__Problem__
This exercise asks for every record to be output again exactly.

#### Extracted information

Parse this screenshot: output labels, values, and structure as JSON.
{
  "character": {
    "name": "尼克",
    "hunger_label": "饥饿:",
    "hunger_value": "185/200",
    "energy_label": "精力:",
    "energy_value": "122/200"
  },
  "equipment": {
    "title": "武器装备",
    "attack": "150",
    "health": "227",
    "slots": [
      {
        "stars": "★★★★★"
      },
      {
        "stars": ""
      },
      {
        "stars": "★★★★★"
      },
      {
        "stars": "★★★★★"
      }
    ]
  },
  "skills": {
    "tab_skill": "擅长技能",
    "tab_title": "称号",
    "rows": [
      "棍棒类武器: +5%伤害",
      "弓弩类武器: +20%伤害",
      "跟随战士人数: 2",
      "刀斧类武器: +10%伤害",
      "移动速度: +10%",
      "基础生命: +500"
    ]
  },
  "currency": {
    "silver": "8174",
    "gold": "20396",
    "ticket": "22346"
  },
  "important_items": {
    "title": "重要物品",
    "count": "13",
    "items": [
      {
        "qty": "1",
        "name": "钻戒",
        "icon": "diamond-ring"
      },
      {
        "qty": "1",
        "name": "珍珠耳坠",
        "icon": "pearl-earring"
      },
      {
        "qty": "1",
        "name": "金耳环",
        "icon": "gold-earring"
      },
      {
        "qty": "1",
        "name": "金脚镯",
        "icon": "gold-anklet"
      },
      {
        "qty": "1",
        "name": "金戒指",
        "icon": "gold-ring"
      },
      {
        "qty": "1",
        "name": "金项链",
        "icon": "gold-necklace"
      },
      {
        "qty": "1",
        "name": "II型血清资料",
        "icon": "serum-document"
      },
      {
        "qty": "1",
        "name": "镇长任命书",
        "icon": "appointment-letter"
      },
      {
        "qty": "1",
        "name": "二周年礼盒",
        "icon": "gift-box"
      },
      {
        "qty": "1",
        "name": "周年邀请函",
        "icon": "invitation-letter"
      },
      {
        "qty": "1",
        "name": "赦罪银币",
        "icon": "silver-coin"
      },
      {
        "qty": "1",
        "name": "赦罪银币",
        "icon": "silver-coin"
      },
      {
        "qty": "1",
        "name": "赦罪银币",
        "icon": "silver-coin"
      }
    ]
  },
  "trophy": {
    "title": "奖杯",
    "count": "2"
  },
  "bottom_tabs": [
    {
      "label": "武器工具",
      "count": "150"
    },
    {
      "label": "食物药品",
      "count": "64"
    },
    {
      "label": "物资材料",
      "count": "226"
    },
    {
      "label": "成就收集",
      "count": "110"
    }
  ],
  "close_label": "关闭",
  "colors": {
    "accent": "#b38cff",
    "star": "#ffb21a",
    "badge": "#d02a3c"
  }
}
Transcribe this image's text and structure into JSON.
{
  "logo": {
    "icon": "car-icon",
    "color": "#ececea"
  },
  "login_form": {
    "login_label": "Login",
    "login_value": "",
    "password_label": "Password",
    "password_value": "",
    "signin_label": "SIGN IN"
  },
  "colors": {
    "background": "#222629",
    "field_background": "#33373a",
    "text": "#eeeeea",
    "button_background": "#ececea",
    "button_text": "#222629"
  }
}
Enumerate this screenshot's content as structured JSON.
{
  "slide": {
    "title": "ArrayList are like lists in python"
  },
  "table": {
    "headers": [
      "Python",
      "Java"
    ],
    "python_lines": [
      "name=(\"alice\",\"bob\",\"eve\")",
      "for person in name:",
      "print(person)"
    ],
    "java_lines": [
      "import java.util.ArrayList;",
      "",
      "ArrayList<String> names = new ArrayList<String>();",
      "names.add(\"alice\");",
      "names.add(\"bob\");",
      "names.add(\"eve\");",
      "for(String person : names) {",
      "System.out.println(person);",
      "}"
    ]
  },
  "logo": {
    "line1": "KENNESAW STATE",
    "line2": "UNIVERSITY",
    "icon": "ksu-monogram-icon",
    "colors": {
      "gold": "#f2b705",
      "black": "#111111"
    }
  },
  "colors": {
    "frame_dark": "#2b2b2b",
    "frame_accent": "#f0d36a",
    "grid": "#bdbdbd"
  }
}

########

__Exercise solution__
Parse this screenshot: output labels, values, and structure as JSON.
{
  "character": {
    "name": "尼克",
    "hunger_label": "饥饿:",
    "hunger_value": "185/200",
    "energy_label": "精力:",
    "energy_value": "122/200"
  },
  "equipment": {
    "title": "武器装备",
    "attack": "150",
    "health": "227",
    "slots": [
      {
        "stars": "★★★★★"
      },
      {
        "stars": ""
      },
      {
        "stars": "★★★★★"
      },
      {
        "stars": "★★★★★"
      }
    ]
  },
  "skills": {
    "tab_skill": "擅长技能",
    "tab_title": "称号",
    "rows": [
      "棍棒类武器: +5%伤害",
      "弓弩类武器: +20%伤害",
      "跟随战士人数: 2",
      "刀斧类武器: +10%伤害",
      "移动速度: +10%",
      "基础生命: +500"
    ]
  },
  "currency": {
    "silver": "8174",
    "gold": "20396",
    "ticket": "22346"
  },
  "important_items": {
    "title": "重要物品",
    "count": "13",
    "items": [
      {
        "qty": "1",
        "name": "钻戒",
        "icon": "diamond-ring"
      },
      {
        "qty": "1",
        "name": "珍珠耳坠",
        "icon": "pearl-earring"
      },
      {
        "qty": "1",
        "name": "金耳环",
        "icon": "gold-earring"
      },
      {
        "qty": "1",
        "name": "金脚镯",
        "icon": "gold-anklet"
      },
      {
        "qty": "1",
        "name": "金戒指",
        "icon": "gold-ring"
      },
      {
        "qty": "1",
        "name": "金项链",
        "icon": "gold-necklace"
      },
      {
        "qty": "1",
        "name": "II型血清资料",
        "icon": "serum-document"
      },
      {
        "qty": "1",
        "name": "镇长任命书",
        "icon": "appointment-letter"
      },
      {
        "qty": "1",
        "name": "二周年礼盒",
        "icon": "gift-box"
      },
      {
        "qty": "1",
        "name": "周年邀请函",
        "icon": "invitation-letter"
      },
      {
        "qty": "1",
        "name": "赦罪银币",
        "icon": "silver-coin"
      },
      {
        "qty": "1",
        "name": "赦罪银币",
        "icon": "silver-coin"
      },
      {
        "qty": "1",
        "name": "赦罪银币",
        "icon": "silver-coin"
      }
    ]
  },
  "trophy": {
    "title": "奖杯",
    "count": "2"
  },
  "bottom_tabs": [
    {
      "label": "武器工具",
      "count": "150"
    },
    {
      "label": "食物药品",
      "count": "64"
    },
    {
      "label": "物资材料",
      "count": "226"
    },
    {
      "label": "成就收集",
      "count": "110"
    }
  ],
  "close_label": "关闭",
  "colors": {
    "accent": "#b38cff",
    "star": "#ffb21a",
    "badge": "#d02a3c"
  }
}
Transcribe this image's text and structure into JSON.
{
  "logo": {
    "icon": "car-icon",
    "color": "#ececea"
  },
  "login_form": {
    "login_label": "Login",
    "login_value": "",
    "password_label": "Password",
    "password_value": "",
    "signin_label": "SIGN IN"
  },
  "colors": {
    "background": "#222629",
    "field_background": "#33373a",
    "text": "#eeeeea",
    "button_background": "#ececea",
    "button_text": "#222629"
  }
}
Enumerate this screenshot's content as structured JSON.
{
  "slide": {
    "title": "ArrayList are like lists in python"
  },
  "table": {
    "headers": [
      "Python",
      "Java"
    ],
    "python_lines": [
      "name=(\"alice\",\"bob\",\"eve\")",
      "for person in name:",
      "print(person)"
    ],
    "java_lines": [
      "import java.util.ArrayList;",
      "",
      "ArrayList<String> names = new ArrayList<String>();",
      "names.add(\"alice\");",
      "names.add(\"bob\");",
      "names.add(\"eve\");",
      "for(String person : names) {",
      "System.out.println(person);",
      "}"
    ]
  },
  "logo": {
    "line1": "KENNESAW STATE",
    "line2": "UNIVERSITY",
    "icon": "ksu-monogram-icon",
    "colors": {
      "gold": "#f2b705",
      "black": "#111111"
    }
  },
  "colors": {
    "frame_dark": "#2b2b2b",
    "frame_accent": "#f0d36a",
    "grid": "#bdbdbd"
  }
}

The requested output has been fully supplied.